PROBLEM TO SOLVE
Where "heading" occurs in a line of the entries below, copy that line.

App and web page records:
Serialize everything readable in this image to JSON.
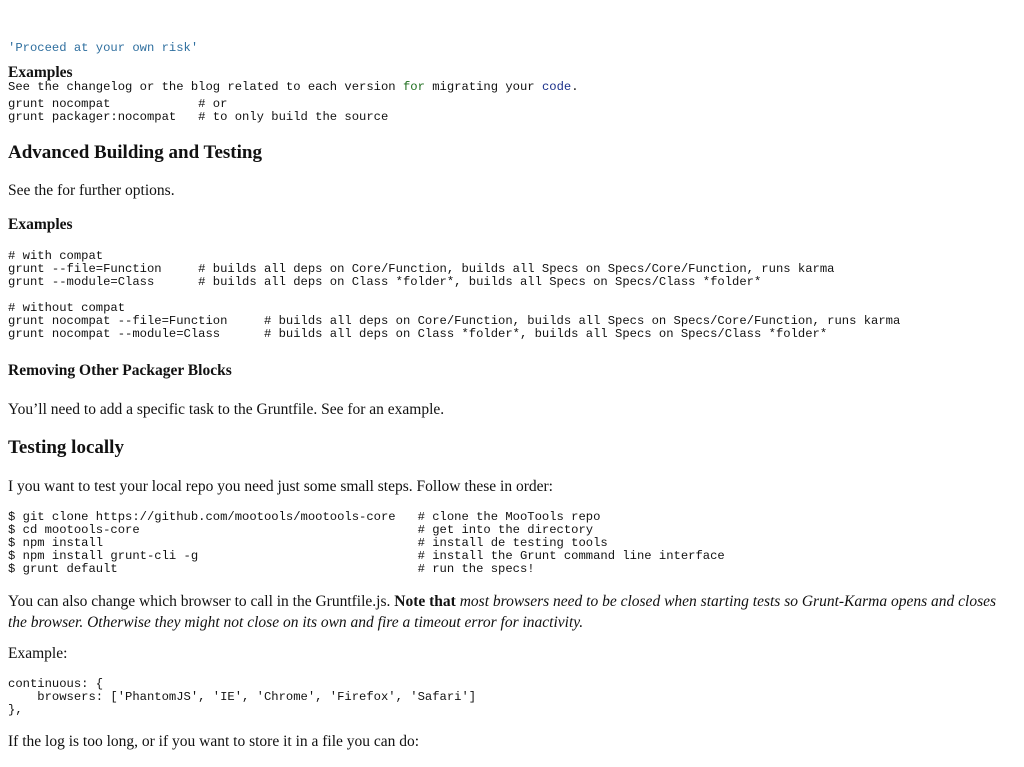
{
  "intro_code": {
    "line1_str": "'Proceed at your own risk'",
    "line2_pre": "See the changelog or the blog related to each version ",
    "line2_kw": "for",
    "line2_mid": " migrating your ",
    "line2_code": "code",
    "line2_end": "."
  },
  "examples1": {
    "heading": "Examples",
    "code": "grunt nocompat            # or\ngrunt packager:nocompat   # to only build the source"
  },
  "advanced": {
    "heading": "Advanced Building and Testing",
    "text": "See the for further options."
  },
  "examples2": {
    "heading": "Examples",
    "code_compat": "# with compat\ngrunt --file=Function     # builds all deps on Core/Function, builds all Specs on Specs/Core/Function, runs karma\ngrunt --module=Class      # builds all deps on Class *folder*, builds all Specs on Specs/Class *folder*",
    "code_nocompat": "# without compat\ngrunt nocompat --file=Function     # builds all deps on Core/Function, builds all Specs on Specs/Core/Function, runs karma\ngrunt nocompat --module=Class      # builds all deps on Class *folder*, builds all Specs on Specs/Class *folder*"
  },
  "removing": {
    "heading": "Removing Other Packager Blocks",
    "text": "You’ll need to add a specific task to the Gruntfile. See for an example."
  },
  "testing": {
    "heading": "Testing locally",
    "text": "I you want to test your local repo you need just some small steps. Follow these in order:",
    "code": "$ git clone https://github.com/mootools/mootools-core   # clone the MooTools repo\n$ cd mootools-core                                      # get into the directory\n$ npm install                                           # install de testing tools\n$ npm install grunt-cli -g                              # install the Grunt command line interface\n$ grunt default                                         # run the specs!",
    "browser_text_plain": "You can also change which browser to call in the Gruntfile.js. ",
    "browser_text_strong": "Note that",
    "browser_text_em": " most browsers need to be closed when starting tests so Grunt-Karma opens and closes the browser. Otherwise they might not close on its own and fire a timeout error for inactivity.",
    "example_label": "Example:",
    "example_code": "continuous: {\n    browsers: ['PhantomJS', 'IE', 'Chrome', 'Firefox', 'Safari']\n},",
    "log_text": "If the log is too long, or if you want to store it in a file you can do:"
  }
}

EXERCISE SOLUTION
    "heading": "Examples",
    "heading": "Advanced Building and Testing",
    "heading": "Examples",
    "heading": "Removing Other Packager Blocks",
    "heading": "Testing locally",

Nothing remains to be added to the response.